Mary bought some kiwis, bananas, and lemons at the grocery store in proportion of 1 : 4 : 7 accordingly. How many lemons did Mary buy?

- The total number of fruits Mary bought is 24. - Mary bought 8 bananas.

Answer is D.

This is a value based question. S1. total number of fruits is 24 ..just add the ratio it is 12 so she bought 7 lemons out of 12 total fruits ..in such case we can find the number of lemons if total fruits are 24. S1. is sufficient ---- eliminate the answers b , c , e

S2. she bought 8 bananas ..which gives the number of lemons as 14. S2. is sufficient ......eliminate a.

Am finding it difficult to understand why we have to assume that there are no other fruits and that we should just add the ratios to verify the assumption that there are no other fruits.

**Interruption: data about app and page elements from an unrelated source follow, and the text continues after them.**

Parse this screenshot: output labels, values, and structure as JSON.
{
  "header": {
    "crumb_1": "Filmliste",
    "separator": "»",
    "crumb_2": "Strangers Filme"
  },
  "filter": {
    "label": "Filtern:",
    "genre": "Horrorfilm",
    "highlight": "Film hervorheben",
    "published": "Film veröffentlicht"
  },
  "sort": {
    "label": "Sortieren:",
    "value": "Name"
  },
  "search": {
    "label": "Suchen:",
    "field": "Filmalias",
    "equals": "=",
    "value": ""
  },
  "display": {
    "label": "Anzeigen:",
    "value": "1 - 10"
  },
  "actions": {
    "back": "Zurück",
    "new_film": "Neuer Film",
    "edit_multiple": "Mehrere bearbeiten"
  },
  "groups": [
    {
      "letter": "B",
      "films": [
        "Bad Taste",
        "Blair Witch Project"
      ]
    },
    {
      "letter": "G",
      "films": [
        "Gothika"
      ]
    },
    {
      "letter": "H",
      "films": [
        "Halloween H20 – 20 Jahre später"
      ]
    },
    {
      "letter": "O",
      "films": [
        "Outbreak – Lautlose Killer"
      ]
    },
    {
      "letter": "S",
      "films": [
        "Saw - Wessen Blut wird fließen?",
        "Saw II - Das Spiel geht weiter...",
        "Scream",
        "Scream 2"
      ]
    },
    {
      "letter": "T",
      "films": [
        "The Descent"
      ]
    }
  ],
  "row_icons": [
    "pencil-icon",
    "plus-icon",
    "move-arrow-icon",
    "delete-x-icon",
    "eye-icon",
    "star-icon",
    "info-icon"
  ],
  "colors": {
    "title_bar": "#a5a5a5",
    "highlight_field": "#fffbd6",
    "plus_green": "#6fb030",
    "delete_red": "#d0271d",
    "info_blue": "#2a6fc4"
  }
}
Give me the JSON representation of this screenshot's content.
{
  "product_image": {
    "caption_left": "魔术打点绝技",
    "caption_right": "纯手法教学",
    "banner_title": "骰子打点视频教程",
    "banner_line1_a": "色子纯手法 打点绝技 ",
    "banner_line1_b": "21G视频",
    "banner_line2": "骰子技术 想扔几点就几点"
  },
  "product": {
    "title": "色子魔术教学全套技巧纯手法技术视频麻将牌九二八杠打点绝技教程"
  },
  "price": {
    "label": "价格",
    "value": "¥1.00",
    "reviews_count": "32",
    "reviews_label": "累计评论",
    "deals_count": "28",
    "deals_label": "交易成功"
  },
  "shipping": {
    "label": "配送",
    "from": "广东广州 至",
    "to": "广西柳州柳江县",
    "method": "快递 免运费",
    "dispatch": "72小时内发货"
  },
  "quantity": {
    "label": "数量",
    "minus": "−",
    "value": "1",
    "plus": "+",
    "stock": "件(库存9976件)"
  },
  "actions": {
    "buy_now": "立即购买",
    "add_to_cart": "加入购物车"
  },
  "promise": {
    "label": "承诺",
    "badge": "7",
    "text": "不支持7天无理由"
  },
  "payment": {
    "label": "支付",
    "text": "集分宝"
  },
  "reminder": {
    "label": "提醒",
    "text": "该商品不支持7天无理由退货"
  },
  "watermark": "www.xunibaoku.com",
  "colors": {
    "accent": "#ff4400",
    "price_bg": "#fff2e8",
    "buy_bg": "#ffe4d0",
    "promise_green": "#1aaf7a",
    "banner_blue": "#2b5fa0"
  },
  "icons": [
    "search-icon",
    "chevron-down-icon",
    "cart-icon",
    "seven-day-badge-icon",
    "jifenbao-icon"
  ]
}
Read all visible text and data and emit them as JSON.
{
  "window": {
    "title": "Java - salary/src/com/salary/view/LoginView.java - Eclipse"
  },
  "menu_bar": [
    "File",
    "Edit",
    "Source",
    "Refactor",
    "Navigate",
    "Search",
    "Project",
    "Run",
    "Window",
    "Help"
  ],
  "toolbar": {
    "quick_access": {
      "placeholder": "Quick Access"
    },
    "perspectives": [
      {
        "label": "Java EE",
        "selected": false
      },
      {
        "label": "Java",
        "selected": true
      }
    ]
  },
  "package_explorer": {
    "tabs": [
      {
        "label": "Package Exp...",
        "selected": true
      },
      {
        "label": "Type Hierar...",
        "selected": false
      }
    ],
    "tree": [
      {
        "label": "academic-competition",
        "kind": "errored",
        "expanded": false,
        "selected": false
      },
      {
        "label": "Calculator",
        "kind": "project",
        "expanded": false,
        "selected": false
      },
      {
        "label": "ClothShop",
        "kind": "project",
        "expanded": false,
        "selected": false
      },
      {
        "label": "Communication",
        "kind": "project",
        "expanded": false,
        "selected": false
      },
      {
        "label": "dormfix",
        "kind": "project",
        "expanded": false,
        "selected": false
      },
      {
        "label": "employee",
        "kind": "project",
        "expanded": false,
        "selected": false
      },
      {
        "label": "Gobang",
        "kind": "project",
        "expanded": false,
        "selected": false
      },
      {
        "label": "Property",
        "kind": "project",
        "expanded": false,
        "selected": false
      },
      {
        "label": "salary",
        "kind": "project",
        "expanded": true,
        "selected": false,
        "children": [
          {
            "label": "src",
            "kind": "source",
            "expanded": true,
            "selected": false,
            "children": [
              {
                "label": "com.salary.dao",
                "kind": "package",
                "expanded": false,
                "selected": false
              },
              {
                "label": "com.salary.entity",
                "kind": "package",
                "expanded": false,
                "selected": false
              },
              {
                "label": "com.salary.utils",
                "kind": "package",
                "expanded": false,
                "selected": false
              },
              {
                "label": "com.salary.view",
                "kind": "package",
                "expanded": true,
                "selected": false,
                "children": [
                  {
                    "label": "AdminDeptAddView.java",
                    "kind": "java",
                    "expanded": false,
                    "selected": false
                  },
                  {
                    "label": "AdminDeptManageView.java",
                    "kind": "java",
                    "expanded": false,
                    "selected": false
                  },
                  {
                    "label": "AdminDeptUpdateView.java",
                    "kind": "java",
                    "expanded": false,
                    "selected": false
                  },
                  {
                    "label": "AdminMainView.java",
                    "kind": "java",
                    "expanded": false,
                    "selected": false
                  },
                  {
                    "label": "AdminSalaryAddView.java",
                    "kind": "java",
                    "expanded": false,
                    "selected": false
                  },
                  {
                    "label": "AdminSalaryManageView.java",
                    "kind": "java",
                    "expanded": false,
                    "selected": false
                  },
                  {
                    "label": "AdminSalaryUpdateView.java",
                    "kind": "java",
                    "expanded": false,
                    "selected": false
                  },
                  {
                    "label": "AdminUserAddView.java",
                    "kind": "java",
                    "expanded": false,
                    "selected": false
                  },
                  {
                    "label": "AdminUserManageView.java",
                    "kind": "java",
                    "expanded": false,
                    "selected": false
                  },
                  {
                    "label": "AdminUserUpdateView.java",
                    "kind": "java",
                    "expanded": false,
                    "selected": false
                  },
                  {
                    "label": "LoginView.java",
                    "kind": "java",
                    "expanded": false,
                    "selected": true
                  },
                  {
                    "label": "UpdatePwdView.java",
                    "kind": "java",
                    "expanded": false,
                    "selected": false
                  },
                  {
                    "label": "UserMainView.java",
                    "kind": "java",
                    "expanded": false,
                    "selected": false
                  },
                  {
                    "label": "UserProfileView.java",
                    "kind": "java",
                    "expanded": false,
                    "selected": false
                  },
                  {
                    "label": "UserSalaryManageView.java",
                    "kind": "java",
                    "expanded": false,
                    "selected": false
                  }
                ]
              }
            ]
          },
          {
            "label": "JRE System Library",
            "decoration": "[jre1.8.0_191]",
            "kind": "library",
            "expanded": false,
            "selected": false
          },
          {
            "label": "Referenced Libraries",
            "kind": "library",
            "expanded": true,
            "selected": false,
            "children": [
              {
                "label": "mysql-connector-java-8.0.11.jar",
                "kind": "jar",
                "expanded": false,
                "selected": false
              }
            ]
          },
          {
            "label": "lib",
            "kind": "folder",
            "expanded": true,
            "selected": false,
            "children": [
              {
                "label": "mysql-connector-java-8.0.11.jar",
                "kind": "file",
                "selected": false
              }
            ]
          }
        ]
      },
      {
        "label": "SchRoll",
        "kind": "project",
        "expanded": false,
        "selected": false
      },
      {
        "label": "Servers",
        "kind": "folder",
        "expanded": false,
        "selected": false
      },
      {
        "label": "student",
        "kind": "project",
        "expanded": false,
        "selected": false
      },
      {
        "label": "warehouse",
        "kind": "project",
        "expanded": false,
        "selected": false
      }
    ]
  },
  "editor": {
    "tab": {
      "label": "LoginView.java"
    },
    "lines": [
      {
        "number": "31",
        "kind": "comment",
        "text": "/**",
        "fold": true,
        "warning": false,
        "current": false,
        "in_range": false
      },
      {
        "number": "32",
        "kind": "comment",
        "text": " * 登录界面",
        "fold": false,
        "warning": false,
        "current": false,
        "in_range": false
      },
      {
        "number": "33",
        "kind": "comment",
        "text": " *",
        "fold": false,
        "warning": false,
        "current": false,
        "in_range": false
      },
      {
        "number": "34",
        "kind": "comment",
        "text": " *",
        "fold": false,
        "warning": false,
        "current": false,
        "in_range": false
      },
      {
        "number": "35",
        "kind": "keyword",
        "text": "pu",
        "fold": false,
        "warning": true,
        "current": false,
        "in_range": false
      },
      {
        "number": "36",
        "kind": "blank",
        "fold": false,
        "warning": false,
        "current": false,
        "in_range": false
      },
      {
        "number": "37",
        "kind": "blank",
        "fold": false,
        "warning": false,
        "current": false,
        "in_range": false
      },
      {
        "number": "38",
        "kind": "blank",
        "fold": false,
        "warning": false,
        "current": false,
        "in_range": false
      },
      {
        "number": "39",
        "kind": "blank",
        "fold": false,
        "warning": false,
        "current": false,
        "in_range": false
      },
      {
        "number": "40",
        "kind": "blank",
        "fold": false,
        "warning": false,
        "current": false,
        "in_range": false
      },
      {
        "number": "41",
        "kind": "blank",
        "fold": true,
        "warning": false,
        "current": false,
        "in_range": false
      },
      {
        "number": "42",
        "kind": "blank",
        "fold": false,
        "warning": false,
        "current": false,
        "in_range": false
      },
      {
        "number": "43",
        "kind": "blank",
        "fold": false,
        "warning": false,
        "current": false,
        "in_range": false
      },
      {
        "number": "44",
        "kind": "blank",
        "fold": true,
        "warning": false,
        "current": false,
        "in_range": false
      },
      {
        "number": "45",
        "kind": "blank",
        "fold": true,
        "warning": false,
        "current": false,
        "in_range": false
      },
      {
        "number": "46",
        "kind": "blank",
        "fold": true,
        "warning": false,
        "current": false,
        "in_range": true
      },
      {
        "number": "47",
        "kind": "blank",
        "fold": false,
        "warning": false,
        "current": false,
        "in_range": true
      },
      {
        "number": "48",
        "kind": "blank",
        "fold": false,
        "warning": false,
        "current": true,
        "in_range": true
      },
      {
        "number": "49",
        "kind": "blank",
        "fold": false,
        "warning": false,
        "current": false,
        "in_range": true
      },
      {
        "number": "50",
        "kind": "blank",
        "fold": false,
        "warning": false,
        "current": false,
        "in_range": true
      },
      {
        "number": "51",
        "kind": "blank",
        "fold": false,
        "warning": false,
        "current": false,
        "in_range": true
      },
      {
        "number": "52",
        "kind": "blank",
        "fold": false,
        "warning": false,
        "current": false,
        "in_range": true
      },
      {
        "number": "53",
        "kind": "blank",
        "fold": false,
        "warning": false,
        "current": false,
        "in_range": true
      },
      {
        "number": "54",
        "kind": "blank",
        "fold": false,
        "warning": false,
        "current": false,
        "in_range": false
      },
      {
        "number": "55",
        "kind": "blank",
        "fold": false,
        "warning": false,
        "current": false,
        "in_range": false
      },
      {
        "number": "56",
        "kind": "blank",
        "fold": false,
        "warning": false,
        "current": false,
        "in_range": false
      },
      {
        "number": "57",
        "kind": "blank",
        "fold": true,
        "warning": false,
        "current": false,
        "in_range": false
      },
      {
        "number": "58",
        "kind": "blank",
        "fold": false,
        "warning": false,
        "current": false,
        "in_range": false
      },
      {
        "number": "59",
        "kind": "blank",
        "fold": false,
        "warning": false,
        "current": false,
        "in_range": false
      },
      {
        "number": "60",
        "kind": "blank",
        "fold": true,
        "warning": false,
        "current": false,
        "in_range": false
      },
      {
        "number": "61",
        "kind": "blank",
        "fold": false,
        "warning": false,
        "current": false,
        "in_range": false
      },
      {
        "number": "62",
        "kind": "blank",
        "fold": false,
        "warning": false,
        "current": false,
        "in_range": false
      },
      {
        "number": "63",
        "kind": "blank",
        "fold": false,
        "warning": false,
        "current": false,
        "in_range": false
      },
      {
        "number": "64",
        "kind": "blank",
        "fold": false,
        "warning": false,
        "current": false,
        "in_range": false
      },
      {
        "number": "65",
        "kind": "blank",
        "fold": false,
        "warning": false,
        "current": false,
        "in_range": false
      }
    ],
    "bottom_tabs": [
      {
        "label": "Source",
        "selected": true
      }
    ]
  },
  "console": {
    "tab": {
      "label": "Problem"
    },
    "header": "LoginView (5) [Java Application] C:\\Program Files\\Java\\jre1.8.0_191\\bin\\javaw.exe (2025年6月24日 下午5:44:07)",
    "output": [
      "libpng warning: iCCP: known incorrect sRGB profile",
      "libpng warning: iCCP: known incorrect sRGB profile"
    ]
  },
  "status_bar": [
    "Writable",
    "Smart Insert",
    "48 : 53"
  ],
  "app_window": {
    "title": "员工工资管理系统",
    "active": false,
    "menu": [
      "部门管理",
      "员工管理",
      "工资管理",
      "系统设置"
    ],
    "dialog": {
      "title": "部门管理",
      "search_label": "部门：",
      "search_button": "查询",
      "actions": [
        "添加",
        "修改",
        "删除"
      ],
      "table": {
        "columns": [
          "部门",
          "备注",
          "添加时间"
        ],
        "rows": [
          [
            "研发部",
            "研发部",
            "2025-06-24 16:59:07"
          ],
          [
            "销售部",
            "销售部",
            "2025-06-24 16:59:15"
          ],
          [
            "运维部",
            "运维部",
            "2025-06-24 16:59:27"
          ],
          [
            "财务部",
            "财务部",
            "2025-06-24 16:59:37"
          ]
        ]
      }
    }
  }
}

Consider this problem from m02#3, for instance.

If a website registered 810 new members in June, how many of the new, registered members were from North America?

A) In June, the ratio of new members from North America, Europe and Asia was 4:3:2 respectively. B) In June, none of the members were from locations other than North America, Europe and Asia.

Here too the ratios from (A) can be added to get exact proportions of 810, but we still need to know information from (B) to answer this problem correctly.

Am I missing something? Can someone please explain exactly, precisely the difference, if any, between the Mary problem and the Website problem?

I don't have a very good answer but I'll do my best.

The Mary question stem clearly noted three kinds of fruit Mary bought. The website problem, on the other hand, makes it clear by S1 and S2 that members registered from different locations and not only from those listed in the questions stem.

I'm sure you won't need to make assumptions of this kind on the real GMAT. Hope this helps .

I don't have a very good answer but I'll do my best.

The Mary question stem clearly noted three kinds of fruit Mary bought. The website problem, on the other hand, makes it clear by S1 and S2 that members registered from different locations and not only from those listed in the questions stem.

I'm sure you won't need to make assumptions of this kind on the real GMAT. Hope this helps .

sid3699 wrote:

Can anyone explain this please:?:

Hope so:)

One needs to evaluate S1 and S2 on a stand alone basis before combining them. This is what is throwing me off in the Mary problem.